▶ **Task**:
Copy out the records that follow, leaving every character as it is.

▶ **Data supplied**:
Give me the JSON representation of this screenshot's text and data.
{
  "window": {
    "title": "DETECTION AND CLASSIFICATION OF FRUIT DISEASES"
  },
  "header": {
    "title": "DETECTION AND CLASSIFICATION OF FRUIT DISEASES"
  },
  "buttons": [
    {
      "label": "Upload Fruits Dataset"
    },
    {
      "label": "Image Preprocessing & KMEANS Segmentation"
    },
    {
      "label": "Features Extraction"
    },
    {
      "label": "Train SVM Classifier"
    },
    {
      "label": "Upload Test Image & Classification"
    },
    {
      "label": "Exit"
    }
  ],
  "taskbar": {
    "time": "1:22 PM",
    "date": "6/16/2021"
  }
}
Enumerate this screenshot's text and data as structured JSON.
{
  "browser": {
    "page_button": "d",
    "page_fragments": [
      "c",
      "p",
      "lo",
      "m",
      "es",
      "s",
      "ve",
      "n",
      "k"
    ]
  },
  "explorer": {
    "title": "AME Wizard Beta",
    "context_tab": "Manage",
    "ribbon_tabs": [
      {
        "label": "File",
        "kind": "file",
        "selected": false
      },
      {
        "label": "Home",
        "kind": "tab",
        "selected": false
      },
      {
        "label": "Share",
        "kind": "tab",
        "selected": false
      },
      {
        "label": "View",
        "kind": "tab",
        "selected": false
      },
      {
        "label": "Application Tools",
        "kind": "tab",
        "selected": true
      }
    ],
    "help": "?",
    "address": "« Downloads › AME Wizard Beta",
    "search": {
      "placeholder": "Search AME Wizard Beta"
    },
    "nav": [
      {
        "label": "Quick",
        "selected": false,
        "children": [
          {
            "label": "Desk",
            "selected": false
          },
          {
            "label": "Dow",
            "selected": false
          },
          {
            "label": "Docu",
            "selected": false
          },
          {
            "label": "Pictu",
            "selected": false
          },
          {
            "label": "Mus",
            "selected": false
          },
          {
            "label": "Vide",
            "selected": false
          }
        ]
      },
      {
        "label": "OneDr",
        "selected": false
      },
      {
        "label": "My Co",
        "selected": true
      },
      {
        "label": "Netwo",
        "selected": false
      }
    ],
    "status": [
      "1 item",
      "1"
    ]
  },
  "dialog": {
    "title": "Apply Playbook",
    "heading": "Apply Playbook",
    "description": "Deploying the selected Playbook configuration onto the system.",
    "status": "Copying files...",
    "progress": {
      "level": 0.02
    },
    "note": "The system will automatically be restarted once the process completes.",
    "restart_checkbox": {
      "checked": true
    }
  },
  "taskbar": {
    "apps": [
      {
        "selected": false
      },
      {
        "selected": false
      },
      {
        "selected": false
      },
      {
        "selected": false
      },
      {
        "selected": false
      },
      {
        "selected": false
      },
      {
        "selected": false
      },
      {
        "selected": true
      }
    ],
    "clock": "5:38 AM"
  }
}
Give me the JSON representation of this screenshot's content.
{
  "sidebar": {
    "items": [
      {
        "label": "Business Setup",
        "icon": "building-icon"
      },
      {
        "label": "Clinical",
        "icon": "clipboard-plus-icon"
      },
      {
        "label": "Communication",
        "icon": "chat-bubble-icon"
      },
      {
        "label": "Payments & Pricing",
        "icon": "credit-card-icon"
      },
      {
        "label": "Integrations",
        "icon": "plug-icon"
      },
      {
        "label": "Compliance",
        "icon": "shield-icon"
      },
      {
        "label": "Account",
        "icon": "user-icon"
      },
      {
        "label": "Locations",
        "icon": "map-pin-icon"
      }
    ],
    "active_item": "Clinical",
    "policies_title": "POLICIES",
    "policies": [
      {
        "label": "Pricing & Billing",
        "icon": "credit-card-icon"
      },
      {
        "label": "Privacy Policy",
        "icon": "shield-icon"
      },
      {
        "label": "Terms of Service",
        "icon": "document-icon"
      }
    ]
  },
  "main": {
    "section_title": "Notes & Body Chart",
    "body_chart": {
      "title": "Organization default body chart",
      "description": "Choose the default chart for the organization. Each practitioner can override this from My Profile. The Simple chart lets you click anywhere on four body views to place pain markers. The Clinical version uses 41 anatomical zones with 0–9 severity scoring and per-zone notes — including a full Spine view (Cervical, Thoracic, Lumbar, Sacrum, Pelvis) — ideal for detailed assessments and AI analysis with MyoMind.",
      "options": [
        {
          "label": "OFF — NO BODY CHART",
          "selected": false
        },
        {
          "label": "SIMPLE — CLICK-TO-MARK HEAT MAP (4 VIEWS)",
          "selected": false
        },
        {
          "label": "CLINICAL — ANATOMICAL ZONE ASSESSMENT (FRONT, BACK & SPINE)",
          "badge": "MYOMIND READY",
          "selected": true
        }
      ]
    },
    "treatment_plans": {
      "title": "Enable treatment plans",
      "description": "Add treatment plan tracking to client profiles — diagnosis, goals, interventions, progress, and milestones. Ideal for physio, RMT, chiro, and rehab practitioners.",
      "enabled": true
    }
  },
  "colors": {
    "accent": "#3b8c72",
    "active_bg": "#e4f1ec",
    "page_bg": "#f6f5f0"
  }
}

▶ **Exercise response**:
Give me the JSON representation of this screenshot's text and data.
{
  "window": {
    "title": "DETECTION AND CLASSIFICATION OF FRUIT DISEASES"
  },
  "header": {
    "title": "DETECTION AND CLASSIFICATION OF FRUIT DISEASES"
  },
  "buttons": [
    {
      "label": "Upload Fruits Dataset"
    },
    {
      "label": "Image Preprocessing & KMEANS Segmentation"
    },
    {
      "label": "Features Extraction"
    },
    {
      "label": "Train SVM Classifier"
    },
    {
      "label": "Upload Test Image & Classification"
    },
    {
      "label": "Exit"
    }
  ],
  "taskbar": {
    "time": "1:22 PM",
    "date": "6/16/2021"
  }
}
Enumerate this screenshot's text and data as structured JSON.
{
  "browser": {
    "page_button": "d",
    "page_fragments": [
      "c",
      "p",
      "lo",
      "m",
      "es",
      "s",
      "ve",
      "n",
      "k"
    ]
  },
  "explorer": {
    "title": "AME Wizard Beta",
    "context_tab": "Manage",
    "ribbon_tabs": [
      {
        "label": "File",
        "kind": "file",
        "selected": false
      },
      {
        "label": "Home",
        "kind": "tab",
        "selected": false
      },
      {
        "label": "Share",
        "kind": "tab",
        "selected": false
      },
      {
        "label": "View",
        "kind": "tab",
        "selected": false
      },
      {
        "label": "Application Tools",
        "kind": "tab",
        "selected": true
      }
    ],
    "help": "?",
    "address": "« Downloads › AME Wizard Beta",
    "search": {
      "placeholder": "Search AME Wizard Beta"
    },
    "nav": [
      {
        "label": "Quick",
        "selected": false,
        "children": [
          {
            "label": "Desk",
            "selected": false
          },
          {
            "label": "Dow",
            "selected": false
          },
          {
            "label": "Docu",
            "selected": false
          },
          {
            "label": "Pictu",
            "selected": false
          },
          {
            "label": "Mus",
            "selected": false
          },
          {
            "label": "Vide",
            "selected": false
          }
        ]
      },
      {
        "label": "OneDr",
        "selected": false
      },
      {
        "label": "My Co",
        "selected": true
      },
      {
        "label": "Netwo",
        "selected": false
      }
    ],
    "status": [
      "1 item",
      "1"
    ]
  },
  "dialog": {
    "title": "Apply Playbook",
    "heading": "Apply Playbook",
    "description": "Deploying the selected Playbook configuration onto the system.",
    "status": "Copying files...",
    "progress": {
      "level": 0.02
    },
    "note": "The system will automatically be restarted once the process completes.",
    "restart_checkbox": {
      "checked": true
    }
  },
  "taskbar": {
    "apps": [
      {
        "selected": false
      },
      {
        "selected": false
      },
      {
        "selected": false
      },
      {
        "selected": false
      },
      {
        "selected": false
      },
      {
        "selected": false
      },
      {
        "selected": false
      },
      {
        "selected": true
      }
    ],
    "clock": "5:38 AM"
  }
}
Give me the JSON representation of this screenshot's content.
{
  "sidebar": {
    "items": [
      {
        "label": "Business Setup",
        "icon": "building-icon"
      },
      {
        "label": "Clinical",
        "icon": "clipboard-plus-icon"
      },
      {
        "label": "Communication",
        "icon": "chat-bubble-icon"
      },
      {
        "label": "Payments & Pricing",
        "icon": "credit-card-icon"
      },
      {
        "label": "Integrations",
        "icon": "plug-icon"
      },
      {
        "label": "Compliance",
        "icon": "shield-icon"
      },
      {
        "label": "Account",
        "icon": "user-icon"
      },
      {
        "label": "Locations",
        "icon": "map-pin-icon"
      }
    ],
    "active_item": "Clinical",
    "policies_title": "POLICIES",
    "policies": [
      {
        "label": "Pricing & Billing",
        "icon": "credit-card-icon"
      },
      {
        "label": "Privacy Policy",
        "icon": "shield-icon"
      },
      {
        "label": "Terms of Service",
        "icon": "document-icon"
      }
    ]
  },
  "main": {
    "section_title": "Notes & Body Chart",
    "body_chart": {
      "title": "Organization default body chart",
      "description": "Choose the default chart for the organization. Each practitioner can override this from My Profile. The Simple chart lets you click anywhere on four body views to place pain markers. The Clinical version uses 41 anatomical zones with 0–9 severity scoring and per-zone notes — including a full Spine view (Cervical, Thoracic, Lumbar, Sacrum, Pelvis) — ideal for detailed assessments and AI analysis with MyoMind.",
      "options": [
        {
          "label": "OFF — NO BODY CHART",
          "selected": false
        },
        {
          "label": "SIMPLE — CLICK-TO-MARK HEAT MAP (4 VIEWS)",
          "selected": false
        },
        {
          "label": "CLINICAL — ANATOMICAL ZONE ASSESSMENT (FRONT, BACK & SPINE)",
          "badge": "MYOMIND READY",
          "selected": true
        }
      ]
    },
    "treatment_plans": {
      "title": "Enable treatment plans",
      "description": "Add treatment plan tracking to client profiles — diagnosis, goals, interventions, progress, and milestones. Ideal for physio, RMT, chiro, and rehab practitioners.",
      "enabled": true
    }
  },
  "colors": {
    "accent": "#3b8c72",
    "active_bg": "#e4f1ec",
    "page_bg": "#f6f5f0"
  }
}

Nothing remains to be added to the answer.